Wednesday, April 2, 2008

Is Hoboken Palookaville? Or Not?

April 2, 2008

The movie On the Waterfront was filmed in Hoboken in the 1950's -- the old Hoboken that still had a dock, longshoremen, Unions, bosses, and a visible presence of the mob. Filmed in black and white, On the Waterfront was a classic, and the locales were gritty and authentic. In the film, Marlon Brando, playing a boxer down on his luck, accuses his brother (Rod Steiger) -- who was also his manager -- of buying him "a one-way ticket to Marlon Brando, Karl Malden

Palookaville" by insisting he throw a fight when he was in his prime. Because of its location in the film, Hoboken itself has wrongly been accused of being the "Palookaville" of which the magnetic young actor spoke so disparagingly.

In those days it was very hip to add the suffix "-ville" to any word in order to create a new concept. For example, if somebody were to bring you a birthday cake with candles lighted, rather than say, "Oh, that makes me so happy!" You would just shrug and say, "Happyville, man."
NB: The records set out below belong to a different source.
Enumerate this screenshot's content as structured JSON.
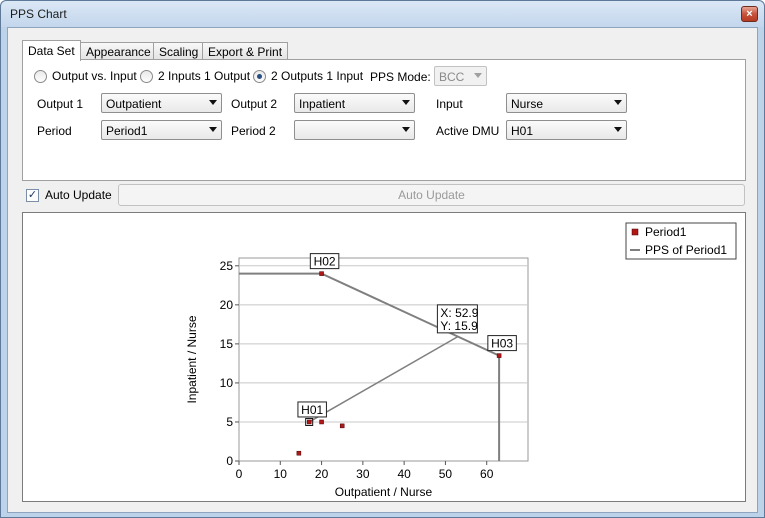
{
  "window": {
    "title": "PPS Chart",
    "close_glyph": "×"
  },
  "tabs": [
    {
      "label": "Data Set",
      "active": true
    },
    {
      "label": "Appearance",
      "active": false
    },
    {
      "label": "Scaling",
      "active": false
    },
    {
      "label": "Export & Print",
      "active": false
    }
  ],
  "mode_radios": [
    {
      "label": "Output vs. Input",
      "checked": false
    },
    {
      "label": "2 Inputs 1 Output",
      "checked": false
    },
    {
      "label": "2 Outputs 1 Input",
      "checked": true
    }
  ],
  "pps_mode": {
    "label": "PPS Mode:",
    "value": "BCC",
    "disabled": true
  },
  "fields": {
    "output1": {
      "label": "Output 1",
      "value": "Outpatient"
    },
    "output2": {
      "label": "Output 2",
      "value": "Inpatient"
    },
    "input": {
      "label": "Input",
      "value": "Nurse"
    },
    "period": {
      "label": "Period",
      "value": "Period1"
    },
    "period2": {
      "label": "Period 2",
      "value": ""
    },
    "active_dmu": {
      "label": "Active DMU",
      "value": "H01"
    }
  },
  "auto_update": {
    "checkbox_label": "Auto Update",
    "checked": true,
    "button_label": "Auto Update"
  },
  "colors": {
    "point": "#b01818",
    "frontier": "#7f7f7f",
    "grid": "#c8c8c8"
  },
  "chart_data": {
    "type": "scatter",
    "xlabel": "Outpatient / Nurse",
    "ylabel": "Inpatient / Nurse",
    "xlim": [
      0,
      70
    ],
    "ylim": [
      0,
      26
    ],
    "xticks": [
      0,
      10,
      20,
      30,
      40,
      50,
      60
    ],
    "yticks": [
      0,
      5,
      10,
      15,
      20,
      25
    ],
    "grid": "horizontal",
    "legend_position": "top-right",
    "legend": [
      {
        "label": "Period1",
        "kind": "marker"
      },
      {
        "label": "PPS of Period1",
        "kind": "line"
      }
    ],
    "series": [
      {
        "name": "Period1",
        "points": [
          {
            "x": 20,
            "y": 24,
            "label": "H02"
          },
          {
            "x": 63,
            "y": 13.5,
            "label": "H03"
          },
          {
            "x": 17,
            "y": 5,
            "label": "H01"
          },
          {
            "x": 20,
            "y": 5
          },
          {
            "x": 25,
            "y": 4.5
          },
          {
            "x": 14.5,
            "y": 1
          }
        ]
      },
      {
        "name": "PPS of Period1",
        "frontier": [
          [
            0,
            24
          ],
          [
            20,
            24
          ],
          [
            63,
            13.5
          ],
          [
            63,
            0
          ]
        ]
      }
    ],
    "projection": {
      "from": [
        17,
        5
      ],
      "to": [
        52.9,
        15.9
      ]
    },
    "annotation": {
      "x_text": "X: 52.9",
      "y_text": "Y: 15.9"
    }
  }
}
Last November I bought a one-way ticket from a little town in South Alabama to the new Hoboken, a bustling little city full of high-earning young investment bankers, many artists, writers, displaced Manhattanites and a few old New Jersey diehards; and I'm here to say, if it ever was Palookaville, it isn't any more.

It never was, by the way. Palooka was the old word for run-of-the-mill prizefighters, and Terry Malloy, the Brando character, was talking about his being denied the big time because his manager made him take a dive. Palookaville was not so much as place as a state of mind.

Hoboken may be a state of mind, but it's not for losers or the world-weary. It's almost Manhattan now -- maybe not quite -- but a small, upscale town near enough for a round trip ticket to the big time. And it stands on its own with its historic old buildings, its magnificent views of Manhattan's skyline, and its lively music, restaurant and bar nightlife. It has a history and charm of its own, yet, as almost all of New Jersey, it celebrates its proximity to New York.


Nan said...

Two things: one, I just put On The Waterfront at the top of my Netflix queue. It has been way, way too long since I've seen it. two, I just ordered your book from amazon. You can go buy some fries and a frappe with the royalties. :<)

Mary Lois said...

I'm sure you're going to enjoy the movie, nan. It's Brando at his best (with his famous line, "I coulda been somebody! I coulda been a contendah!" and the scene in which he picks up one of Eva Marie Saint's gloves, examines it, and tries it on.

Don't know if I can get a frappe around here -- I may have to settle for a milkshake. But I hope you enjoy the book.

Nan said...

Ha! You know the difference, then!! Many outside of NE don't. :<)

Mary Lois said...

There's a difference? I was making a little New England joke, but maybe this is something I need to learn about.

I used to think a frappe was the same as a phosphate, but have been told it's just another word for a milkshake. Now an egg cream, there's a new one for you.

Seems like a topic for your blog, nan!

Nan said...

Around here, a frappe has ice cream in it, and a milkshake doesn't. All the waitresses have to tell the tourists. :<) And I do know what an egg cream is, and I think I had one a long time back.